Agile marketing is not a new concept. Back in 2012, interest and confusion around the agile methodology had already reached such an extent that leading thinkers in San Francisco joined forces to create a unified manifesto, complete with seven agility principles: validated learning, customer-centric collaboration and discovery, adaptability, flexibility, responsiveness and small-scale experimentation.
Definitions have continued to vary, but the strong emphasis on collective, data-driven effort and constant innovation has stuck. Contrary to common conception, agile marketing isn’t just about lightning-quick reactions or accelerated output; it’s about consistent and well-considered evolution. As well as ensuring their company is able to weather changing circumstances, agile marketing teams concentrate on outmanoeuvring developing trends, seizing opportunities, and — above all — driving incrementally higher performance over time.

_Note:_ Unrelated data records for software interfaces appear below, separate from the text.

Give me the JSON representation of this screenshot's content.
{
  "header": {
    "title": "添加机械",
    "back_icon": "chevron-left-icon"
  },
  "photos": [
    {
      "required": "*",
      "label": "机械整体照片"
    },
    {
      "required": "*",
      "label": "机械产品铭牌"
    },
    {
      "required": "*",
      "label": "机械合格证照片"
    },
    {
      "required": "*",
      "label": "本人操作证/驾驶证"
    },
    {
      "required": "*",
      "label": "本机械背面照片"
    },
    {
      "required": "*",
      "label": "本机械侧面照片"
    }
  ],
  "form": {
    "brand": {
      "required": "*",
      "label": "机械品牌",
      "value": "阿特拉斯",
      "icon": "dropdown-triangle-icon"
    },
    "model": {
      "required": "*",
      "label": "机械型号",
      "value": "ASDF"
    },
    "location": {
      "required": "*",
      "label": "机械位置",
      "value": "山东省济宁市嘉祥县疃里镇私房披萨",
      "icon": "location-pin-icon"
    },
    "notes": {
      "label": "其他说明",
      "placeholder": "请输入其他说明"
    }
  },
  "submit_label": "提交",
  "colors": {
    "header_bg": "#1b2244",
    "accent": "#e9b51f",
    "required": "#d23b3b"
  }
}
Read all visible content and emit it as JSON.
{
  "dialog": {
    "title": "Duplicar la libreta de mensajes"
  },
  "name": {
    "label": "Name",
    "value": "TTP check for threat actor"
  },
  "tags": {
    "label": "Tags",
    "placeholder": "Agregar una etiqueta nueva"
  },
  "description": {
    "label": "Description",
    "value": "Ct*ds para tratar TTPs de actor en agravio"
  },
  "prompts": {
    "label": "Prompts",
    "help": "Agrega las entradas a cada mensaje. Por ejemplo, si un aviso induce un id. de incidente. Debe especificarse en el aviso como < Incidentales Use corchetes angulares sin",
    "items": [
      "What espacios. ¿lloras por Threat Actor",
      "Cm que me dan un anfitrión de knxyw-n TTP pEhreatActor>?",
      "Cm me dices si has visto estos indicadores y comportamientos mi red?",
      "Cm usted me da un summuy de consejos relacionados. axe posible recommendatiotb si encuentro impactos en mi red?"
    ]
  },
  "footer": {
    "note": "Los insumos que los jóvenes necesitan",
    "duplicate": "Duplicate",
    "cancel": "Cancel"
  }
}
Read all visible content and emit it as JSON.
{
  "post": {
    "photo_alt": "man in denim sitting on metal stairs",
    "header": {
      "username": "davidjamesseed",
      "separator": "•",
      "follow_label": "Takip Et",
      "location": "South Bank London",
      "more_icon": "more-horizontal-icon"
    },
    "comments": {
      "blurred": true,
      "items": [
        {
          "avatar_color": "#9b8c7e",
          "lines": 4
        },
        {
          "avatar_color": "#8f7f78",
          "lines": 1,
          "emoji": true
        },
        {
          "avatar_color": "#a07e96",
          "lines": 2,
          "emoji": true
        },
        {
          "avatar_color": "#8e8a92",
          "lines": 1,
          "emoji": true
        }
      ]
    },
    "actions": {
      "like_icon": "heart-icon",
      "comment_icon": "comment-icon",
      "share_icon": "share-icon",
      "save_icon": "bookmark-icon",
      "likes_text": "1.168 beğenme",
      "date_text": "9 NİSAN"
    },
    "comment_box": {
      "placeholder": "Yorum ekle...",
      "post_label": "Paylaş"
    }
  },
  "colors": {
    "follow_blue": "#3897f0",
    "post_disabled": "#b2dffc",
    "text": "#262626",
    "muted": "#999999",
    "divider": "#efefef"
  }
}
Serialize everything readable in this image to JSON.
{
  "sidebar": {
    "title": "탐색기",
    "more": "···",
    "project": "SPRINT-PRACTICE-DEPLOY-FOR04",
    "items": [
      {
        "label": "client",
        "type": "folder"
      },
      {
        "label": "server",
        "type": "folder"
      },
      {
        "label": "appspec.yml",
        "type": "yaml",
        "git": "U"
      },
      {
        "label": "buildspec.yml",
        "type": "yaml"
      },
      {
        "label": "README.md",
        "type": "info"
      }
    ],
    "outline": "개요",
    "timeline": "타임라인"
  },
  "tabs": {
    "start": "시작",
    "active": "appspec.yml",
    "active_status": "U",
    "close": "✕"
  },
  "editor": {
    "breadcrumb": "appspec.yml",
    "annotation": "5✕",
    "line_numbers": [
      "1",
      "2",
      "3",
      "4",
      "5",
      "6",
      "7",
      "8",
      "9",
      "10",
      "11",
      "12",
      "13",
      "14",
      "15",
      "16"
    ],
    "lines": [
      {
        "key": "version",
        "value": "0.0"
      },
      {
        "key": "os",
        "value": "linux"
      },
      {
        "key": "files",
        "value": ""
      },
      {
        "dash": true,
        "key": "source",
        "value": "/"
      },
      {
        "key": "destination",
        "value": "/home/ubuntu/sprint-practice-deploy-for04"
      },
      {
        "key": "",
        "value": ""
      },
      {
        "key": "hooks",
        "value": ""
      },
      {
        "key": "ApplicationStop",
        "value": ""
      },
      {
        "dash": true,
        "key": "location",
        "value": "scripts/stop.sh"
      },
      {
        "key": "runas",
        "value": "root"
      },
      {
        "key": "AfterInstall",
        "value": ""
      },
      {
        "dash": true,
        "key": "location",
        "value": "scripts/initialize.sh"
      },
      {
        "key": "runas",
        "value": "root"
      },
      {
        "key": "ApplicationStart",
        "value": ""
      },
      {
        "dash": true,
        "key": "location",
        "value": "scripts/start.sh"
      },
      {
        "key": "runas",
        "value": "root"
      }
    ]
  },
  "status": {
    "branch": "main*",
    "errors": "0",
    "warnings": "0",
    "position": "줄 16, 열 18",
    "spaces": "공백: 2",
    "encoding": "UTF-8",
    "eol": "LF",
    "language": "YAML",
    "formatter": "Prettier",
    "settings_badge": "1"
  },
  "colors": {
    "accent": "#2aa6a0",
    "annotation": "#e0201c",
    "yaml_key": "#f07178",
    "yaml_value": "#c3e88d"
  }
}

The agile model is therefore a perfect fit for marketers aiming to not only get back on track, but also achieve sustainable success in the unpredictable post-pandemic world.
Reordering COVID-19 turmoil
In the near term, it’s true that speed will be an integral element of the agile marketing mix. Even as the clouds begin to lift, consumer habits remain unsettled; meaning marketers must be ready to swiftly adjust their focus and messaging. See, for example, the ever-changing climate of retail; including the sharp swing to e-commerce, ongoing consumer anxiety around returning to real-world shopping norms, and more recently, face masks.
But this doesn’t mean efforts should be a series of knee-jerk responses. Marketers need to move with the tide instead of allowing themselves to be swept along by it; and to do so effectively, they must implement a more informed and agile approach powered by reliable data.
Simply put; they need to dial up analytical power. By implementing smart tools that can automatically cleanse, connect, and evaluate data, marketers can generate the up-to-date insight needed to fuel fast and smart decisions on a continual basis. Plus, with a continual flow of real-time data, they’ll also be able to adopt what McKinsey calls the ‘investor mindset’: keeping a close watch on an array of variables — such as how campaigns are performing, emerging behavioural patterns, and where spend is flowing — to guide proactive action that minimises costs and maximises results.
Looking beyond survival
In the wake of COVID-19 chaos, preparing for life after the crisis might feel like an impossible task. Yet if marketers want to uphold consumer awareness, relationships and strong competitive edge, finding new ways to future-gaze will be vital.
It almost goes without saying that this will call for a shift away from traditional planning. Often based on past campaign results, seasonal patterns, consumer preferences and fluctuations in demand, the old foundations of prediction and strategy no longer apply. But although marketers will be going back to the drawing board, they don’t have to start entirely from scratch.
Once more, the most promising solution lies with sharper mastery of data. To start with, being ready for any eventuality will mean widening insight horizons to tap data from other verticals and geographies that could provide valuable indicators of coming headwinds, as well as useful insight for marketing plans. Next, marketers need tools capable of blending newly extended and existing data to pinpoint what’s on the horizon.
Over the last few years, tech has begun to emerge that not only instantly activates data from multiple sources, but also leverages it to produce granular forecasts. Using these advanced tools — including the likes of Genpact and Adverity — marketers can harness today’s data to build new demand models that accurately determine what tomorrow is likely to bring and help build a more resilient, agile framework for success. The added advantage being that with intelligent platforms analysing data, making automated recommendations and cutting the amount of work involved in insight coordination, marketers will have more time to spend on versatile, engaging, and innovative marketing strategy that further bolsters long-term profits.
Of course, there will be always curve balls that send markers off course. But with an enhanced ability to harness and utilise varied data, marketing leaders and teams will be in a better position to tackle unexpected challenges and identity the best next step for their business. Whatever new possibilities and hurdles await in the marketing future, it will important to remember that continued success isn’t purely a question of fast reactions and adaptation. The marketers powering the greatest results in years to come will be those who understand the true nature of agility: just the right mix of knowledge, tech, and innovation.